Three of Mr Lowe's wife's uncles also served in WWII and one served at Korea.
Mr Lowe has put a number of plaques on a rock at the Framlingham cemetery as a way of remembering those who served, and he hopes others will add plaques to acknowledge the sacrifice of their relatives.
He said there were 26 Indigenous soldiers from the Framlingham settlement that served in various conflicts - across the wider south-west that number was as high as 1000. Many were recognised with bravery awards.
"The ones that did come back never came back to the mission. It was a bit of shame that they didn't come back home, but then again you can understand why they didn't come back home because of the way they were treated," Mr Lowe said.
"I suppose, if there is any good thing about it, when they served they served as one - Indigenous and non-Indigenous - they were all classed the same. There was never any discrimination that we've heard.
"But the biggest thing is when they came out of the army and all the discrimination started, the abuse started. They weren't allowed in the hotels. They never got what non-Indigenous soldiers got. They were virtually put back on the street."
Mr Lowe said one parcel of land that had been left to Indigenous communities was turned into a soldier settlement after the war, and the Indigenous people who lived there were asked to move.
"That's the thing that Indigenous soldiers never had, the luxury of having a farm or small business that they can look forward to when they left the service and that's the sad part about it," he said.
Mr Lowe said the service of Indigenous people didn't get a lot of attention, bar a small handful. "It's like the rest virtually didn't exist," he said.
Mr Lowe said when Mr Bakker visited the grave of an Indigenous Boer War soldier in Sydney cemetery, the only acknowledgement that there was a grave there was a red brick.
The new video will also feature Indigenous veteran John Burns who served alongside Warrnambool Vietnam Veteran Doug Heazlewood in 1966 as part of the 103rd field artillery battery.
"He took part in the battle of Long Tan, as I did. He was a great member of a great team," Mr Heazlewood said. "He's the only artillery solider who took part in the two big artillery engagements in Vietnam, long Tan and Coral. Nobody else can say that."
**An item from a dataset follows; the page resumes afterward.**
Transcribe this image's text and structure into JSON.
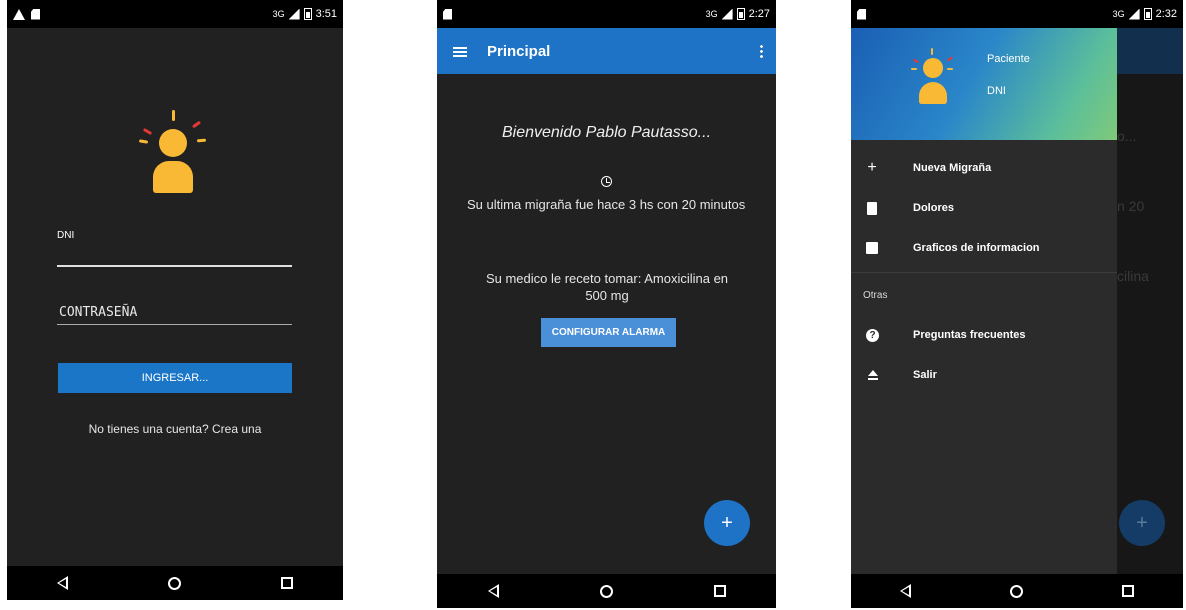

Mr Heazlewood said Mr Burns still worked hard for veterans and the RSL. "He recognises that in the army there was this phenomenon called 'the big green skin' that is when you put your jungle green stuff on, everybody was the same," he said
In retelling the stories of Indigenous soldiers in the video, Mr Heazlewood said the RSL was embracing the value that's been provided over many years by the Aboriginal community to military service in Australia.
Our journalists work hard to provide local, up-to-date news to the community. This is how you can access our trusted content:
- Bookmark https://www.standard.net.au/
- Make sure you are signed up for our breaking and regular headlines newsletters.
- Follow us on Facebook, Twitter, Instagram and LinkedIn.
- Tap here to open our Google News page.
- Join our Courts and Crime Facebook group and our dedicated Sport Facebook group.
- If you have subscribed, join our subscriber-only Facebook group.
Listen to the latest episode of our weekly podcast The Booletin and Beyond:
Have you signed up to The Standard's daily newsletter and breaking news emails? You can register below and make sure you are up to date with everything that's happening in the south-west.
Our COVID-19 news articles relating to public health and safety are free for anyone to access. However, we depend on subscription revenue to support our journalism. If you are able, please subscribe here. If you are already a subscriber, thank you for your support.